Mr. Dibadj suspects that P&G is also incurring losses in a similar effort in Brazil, where it's playing catch-up with entrenched players Unilever and Colgate-Palmolive.
In India, P&G is dwarfed by Unilever , whose Hindustan Lever subsidiary has annual sales of nearly $4 billion. Unilever and other competitors target the higher levels of the market's economic pyramid, so P&G's best strategy is to undercut rivals by appealing to lower-income consumers, Mr. Dibadj said.
"We think it's the right strategy to get into emerging markets, even the way they're doing it now, which hurts profits," Mr. Dibadj said. "But they can't do it successfully unless they cut [prices]."
P&G did that with the introduction of value-priced detergents like Tide Naturals in 2010. Mr. Dibadj said the company effectively beat pricing in the Indian category by 40% by pricing a product 25% below Unilever 's leading brand, then increasing the package size 23% after the Anglo-Dutch giant shaved 28% off its prices.

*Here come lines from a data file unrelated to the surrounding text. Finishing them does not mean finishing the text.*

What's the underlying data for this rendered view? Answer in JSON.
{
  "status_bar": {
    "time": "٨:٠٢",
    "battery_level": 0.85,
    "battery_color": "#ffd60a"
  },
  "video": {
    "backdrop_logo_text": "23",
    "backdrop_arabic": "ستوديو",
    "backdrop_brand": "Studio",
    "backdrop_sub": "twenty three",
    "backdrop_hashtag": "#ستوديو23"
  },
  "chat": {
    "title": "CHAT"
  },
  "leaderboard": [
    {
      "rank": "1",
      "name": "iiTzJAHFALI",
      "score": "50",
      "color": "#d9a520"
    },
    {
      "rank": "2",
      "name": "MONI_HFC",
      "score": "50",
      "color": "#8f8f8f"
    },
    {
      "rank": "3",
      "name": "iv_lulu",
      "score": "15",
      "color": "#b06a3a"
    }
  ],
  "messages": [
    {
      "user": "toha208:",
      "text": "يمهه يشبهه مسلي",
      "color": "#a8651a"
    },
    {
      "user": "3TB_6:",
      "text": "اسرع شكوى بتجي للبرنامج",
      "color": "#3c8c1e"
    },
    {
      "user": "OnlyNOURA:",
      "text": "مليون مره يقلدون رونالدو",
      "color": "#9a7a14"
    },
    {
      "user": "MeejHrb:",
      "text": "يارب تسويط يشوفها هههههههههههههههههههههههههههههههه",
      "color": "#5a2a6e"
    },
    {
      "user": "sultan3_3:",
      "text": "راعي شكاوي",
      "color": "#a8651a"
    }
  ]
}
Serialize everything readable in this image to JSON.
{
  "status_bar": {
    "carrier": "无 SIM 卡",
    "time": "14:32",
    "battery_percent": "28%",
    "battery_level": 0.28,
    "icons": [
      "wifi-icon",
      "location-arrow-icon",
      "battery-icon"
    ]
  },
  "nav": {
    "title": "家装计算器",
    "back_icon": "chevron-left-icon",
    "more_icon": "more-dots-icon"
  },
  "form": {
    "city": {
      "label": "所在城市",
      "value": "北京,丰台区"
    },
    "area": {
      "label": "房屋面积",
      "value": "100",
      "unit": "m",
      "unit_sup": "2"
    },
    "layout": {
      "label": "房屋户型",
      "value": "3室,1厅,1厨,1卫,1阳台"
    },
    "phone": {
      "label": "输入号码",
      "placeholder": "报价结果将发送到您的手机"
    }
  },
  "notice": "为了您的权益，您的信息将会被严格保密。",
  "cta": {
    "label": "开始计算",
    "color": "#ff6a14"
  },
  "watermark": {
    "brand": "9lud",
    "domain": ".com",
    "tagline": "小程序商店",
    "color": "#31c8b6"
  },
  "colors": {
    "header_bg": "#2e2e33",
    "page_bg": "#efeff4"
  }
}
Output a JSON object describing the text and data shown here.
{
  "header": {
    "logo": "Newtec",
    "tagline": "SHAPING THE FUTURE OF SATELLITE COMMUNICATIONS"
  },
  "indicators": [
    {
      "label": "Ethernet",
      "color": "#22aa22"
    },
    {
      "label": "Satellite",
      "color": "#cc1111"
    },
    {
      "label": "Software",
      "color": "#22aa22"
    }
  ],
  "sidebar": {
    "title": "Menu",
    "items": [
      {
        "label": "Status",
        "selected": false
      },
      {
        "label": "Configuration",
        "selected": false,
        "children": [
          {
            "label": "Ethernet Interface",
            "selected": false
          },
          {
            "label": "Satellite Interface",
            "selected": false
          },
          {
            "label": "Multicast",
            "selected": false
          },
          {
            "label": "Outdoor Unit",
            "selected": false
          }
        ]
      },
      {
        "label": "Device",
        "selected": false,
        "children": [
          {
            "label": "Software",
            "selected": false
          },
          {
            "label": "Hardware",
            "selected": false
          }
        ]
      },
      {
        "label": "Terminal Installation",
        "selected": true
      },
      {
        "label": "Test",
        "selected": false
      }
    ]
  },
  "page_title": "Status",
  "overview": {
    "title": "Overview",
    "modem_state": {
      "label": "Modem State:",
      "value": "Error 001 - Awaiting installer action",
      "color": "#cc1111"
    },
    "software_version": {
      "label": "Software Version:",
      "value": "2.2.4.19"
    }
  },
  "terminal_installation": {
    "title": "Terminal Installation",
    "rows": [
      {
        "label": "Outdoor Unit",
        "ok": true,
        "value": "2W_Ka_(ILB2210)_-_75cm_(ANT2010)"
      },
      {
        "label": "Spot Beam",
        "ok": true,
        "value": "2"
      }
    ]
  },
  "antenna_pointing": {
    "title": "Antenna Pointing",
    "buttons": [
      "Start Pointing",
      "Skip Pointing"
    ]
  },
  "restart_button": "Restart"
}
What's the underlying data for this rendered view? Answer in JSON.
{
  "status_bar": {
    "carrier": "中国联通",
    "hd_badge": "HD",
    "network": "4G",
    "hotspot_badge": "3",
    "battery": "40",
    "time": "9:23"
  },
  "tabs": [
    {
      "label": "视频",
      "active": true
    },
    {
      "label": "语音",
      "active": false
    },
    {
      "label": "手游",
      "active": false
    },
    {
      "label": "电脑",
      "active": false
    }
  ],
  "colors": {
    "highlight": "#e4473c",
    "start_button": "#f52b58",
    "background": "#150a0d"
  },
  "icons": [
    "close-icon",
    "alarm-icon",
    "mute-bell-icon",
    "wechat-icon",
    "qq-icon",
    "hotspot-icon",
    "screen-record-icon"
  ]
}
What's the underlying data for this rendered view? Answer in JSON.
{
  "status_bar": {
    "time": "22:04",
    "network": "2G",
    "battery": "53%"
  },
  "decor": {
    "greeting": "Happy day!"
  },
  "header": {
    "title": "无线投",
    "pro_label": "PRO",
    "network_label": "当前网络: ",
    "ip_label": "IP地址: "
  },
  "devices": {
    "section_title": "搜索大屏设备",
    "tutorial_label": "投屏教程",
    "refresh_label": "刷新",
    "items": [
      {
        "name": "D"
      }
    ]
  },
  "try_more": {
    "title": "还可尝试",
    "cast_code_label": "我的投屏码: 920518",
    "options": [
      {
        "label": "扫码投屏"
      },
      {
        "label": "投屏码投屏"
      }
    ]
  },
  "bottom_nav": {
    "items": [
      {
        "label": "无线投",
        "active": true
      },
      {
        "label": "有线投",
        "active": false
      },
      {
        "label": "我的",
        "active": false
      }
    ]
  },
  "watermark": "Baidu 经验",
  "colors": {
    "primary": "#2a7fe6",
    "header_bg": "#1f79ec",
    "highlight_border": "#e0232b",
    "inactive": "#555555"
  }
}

Hindustan Lever's margins were down 1.9 points for the year ended March 2011, to 12.2%, though the unit did make money. Indian household- and personal-products rivals took an even bigger hit, with operating margins cut by an average 2.7 points, according to Bernstein research.
P&G is probably prepared to lose money in markets such as India and Brazil for five to 10 years in the interest of building substantial businesses, according to Deutsche Bank analyst Bill Schmitz. That doesn't mean that emerging markets as a whole are unprofitable, however -- even in the short term, he said. P&G has large and highly lucrative businesses in China, as well as in Central and Eastern Europe.
Overall, P&G has indicated that operating margins in developing markets are 20% to 21%, Mr. Schmitz said. While that 's not as good as the 28% to 29% in the U.S., it's far better than the 8% the company has had in Western Europe. After-tax margins in developing markets can be comparable to those in the U.S., he added.
The question is whether every emerging market is worth the pain.
"India is not China, and that 's where people get lost," said one analyst. While India has strong long-term growth prospects, it could take 20 years for the country to approach the size or profitability of China's consumer-products market, the analyst noted, adding that Unilever will do everything it can to defend against P&G.
It all comes as P&G faces stiffer competition on its own U.S. turf. In a December investor presentation, Unilever CEO Paul Polman said the company had added 0.4 points of market share in India's detergent market in 2011 and added 1.6 share points in skin-cleansing products in the U.S.
Meanwhile, L'Oreal has made the U.S. one of its top three priorities, after China and India. In a presentation in December, L'Oreal Chairman-CEO Jean-Paul Agon expressed a particular satisfaction on succeeding against a major rival in its home market.